_WHAT TO WORK ON_: Which lines in the listing below contain "mjere"? Copy each of them.

_RECORDS SHOWN_:

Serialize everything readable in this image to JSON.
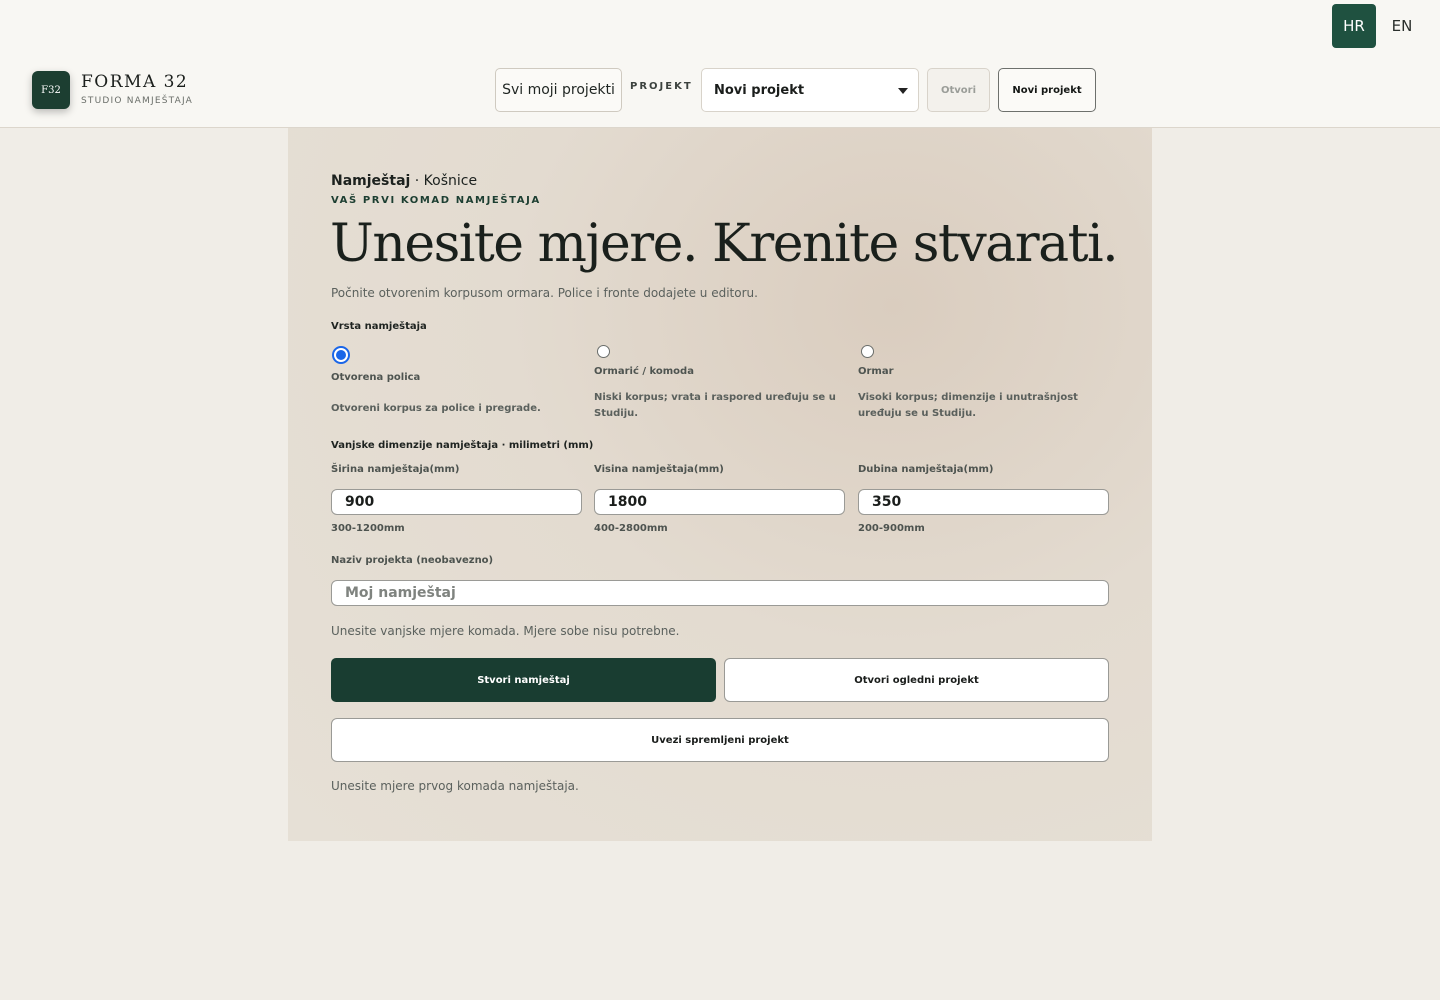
{
  "language": {
    "options": [
      "HR",
      "EN"
    ],
    "active": "HR"
  },
  "brand": {
    "logo_text": "F32",
    "name": "FORMA 32",
    "subtitle": "STUDIO NAMJEŠTAJA"
  },
  "header": {
    "all_projects_label": "Svi moji projekti",
    "project_label": "PROJEKT",
    "project_select_value": "Novi projekt",
    "open_label": "Otvori",
    "new_project_label": "Novi projekt"
  },
  "main": {
    "breadcrumb_bold": "Namještaj",
    "breadcrumb_rest": " · Košnice",
    "eyebrow": "VAŠ PRVI KOMAD NAMJEŠTAJA",
    "headline": "Unesite mjere. Krenite stvarati.",
    "lead": "Počnite otvorenim korpusom ormara. Police i fronte dodajete u editoru.",
    "type_section_label": "Vrsta namještaja",
    "types": [
      {
        "title": "Otvorena polica",
        "desc": "Otvoreni korpus za police i pregrade.",
        "selected": true
      },
      {
        "title": "Ormarić / komoda",
        "desc": "Niski korpus; vrata i raspored uređuju se u Studiju.",
        "selected": false
      },
      {
        "title": "Ormar",
        "desc": "Visoki korpus; dimenzije i unutrašnjost uređuju se u Studiju.",
        "selected": false
      }
    ],
    "dims_section_label": "Vanjske dimenzije namještaja · milimetri (mm)",
    "dims": [
      {
        "label": "Širina namještaja(mm)",
        "value": "900",
        "range": "300-1200mm"
      },
      {
        "label": "Visina namještaja(mm)",
        "value": "1800",
        "range": "400-2800mm"
      },
      {
        "label": "Dubina namještaja(mm)",
        "value": "350",
        "range": "200-900mm"
      }
    ],
    "name_label": "Naziv projekta (neobavezno)",
    "name_placeholder": "Moj namještaj",
    "hint_dims": "Unesite vanjske mjere komada. Mjere sobe nisu potrebne.",
    "create_label": "Stvori namještaj",
    "open_sample_label": "Otvori ogledni projekt",
    "import_label": "Uvezi spremljeni projekt",
    "status": "Unesite mjere prvog komada namještaja."
  }
}
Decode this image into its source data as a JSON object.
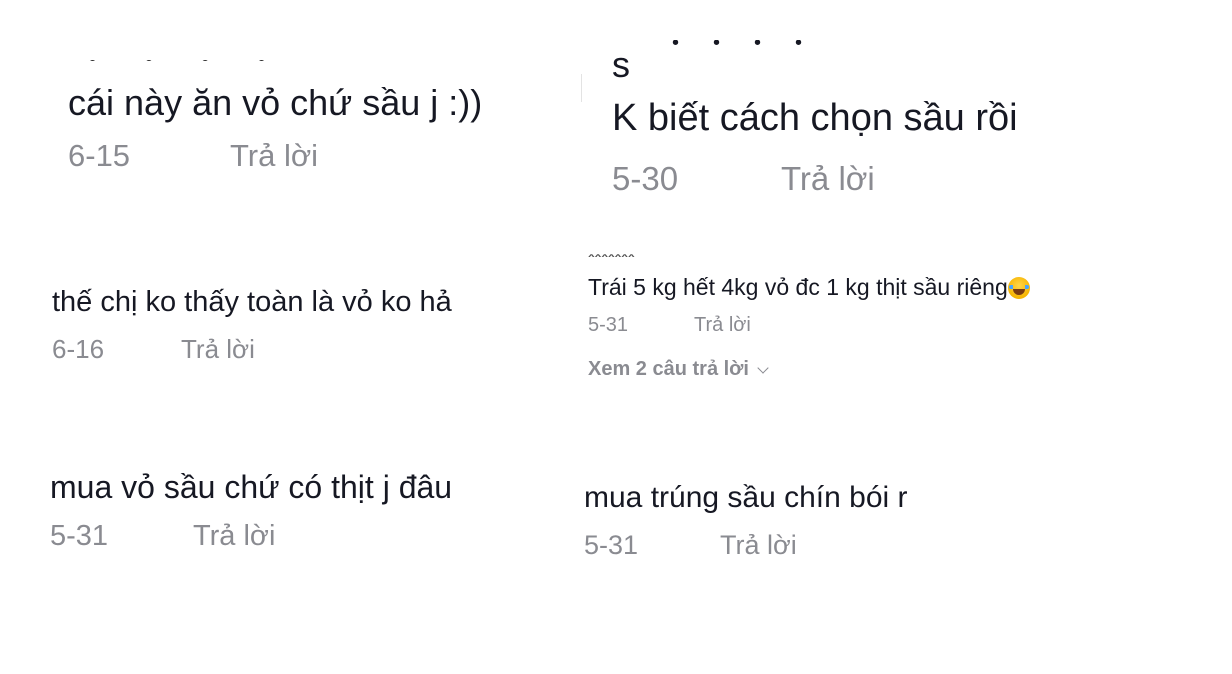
{
  "comments": [
    {
      "text": "cái này ăn vỏ chứ sầu j :))",
      "date": "6-15",
      "reply_label": "Trả lời"
    },
    {
      "username_partial": "s",
      "text": "K biết cách chọn sầu rồi",
      "date": "5-30",
      "reply_label": "Trả lời"
    },
    {
      "text": "thế chị ko thấy toàn là vỏ ko hả",
      "date": "6-16",
      "reply_label": "Trả lời"
    },
    {
      "text": "Trái 5 kg hết 4kg vỏ đc 1 kg thịt sầu riêng",
      "emoji": "face-with-tears-of-joy-icon",
      "date": "5-31",
      "reply_label": "Trả lời",
      "more_replies": "Xem 2 câu trả lời"
    },
    {
      "text": "mua vỏ sầu chứ có thịt j đâu",
      "date": "5-31",
      "reply_label": "Trả lời"
    },
    {
      "text": "mua trúng sầu chín bói r",
      "date": "5-31",
      "reply_label": "Trả lời"
    }
  ]
}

_TASK RESULT_:
    "headline": "Unesite mjere. Krenite stvarati.",
    "hint_dims": "Unesite vanjske mjere komada. Mjere sobe nisu potrebne.",
    "status": "Unesite mjere prvog komada namještaja."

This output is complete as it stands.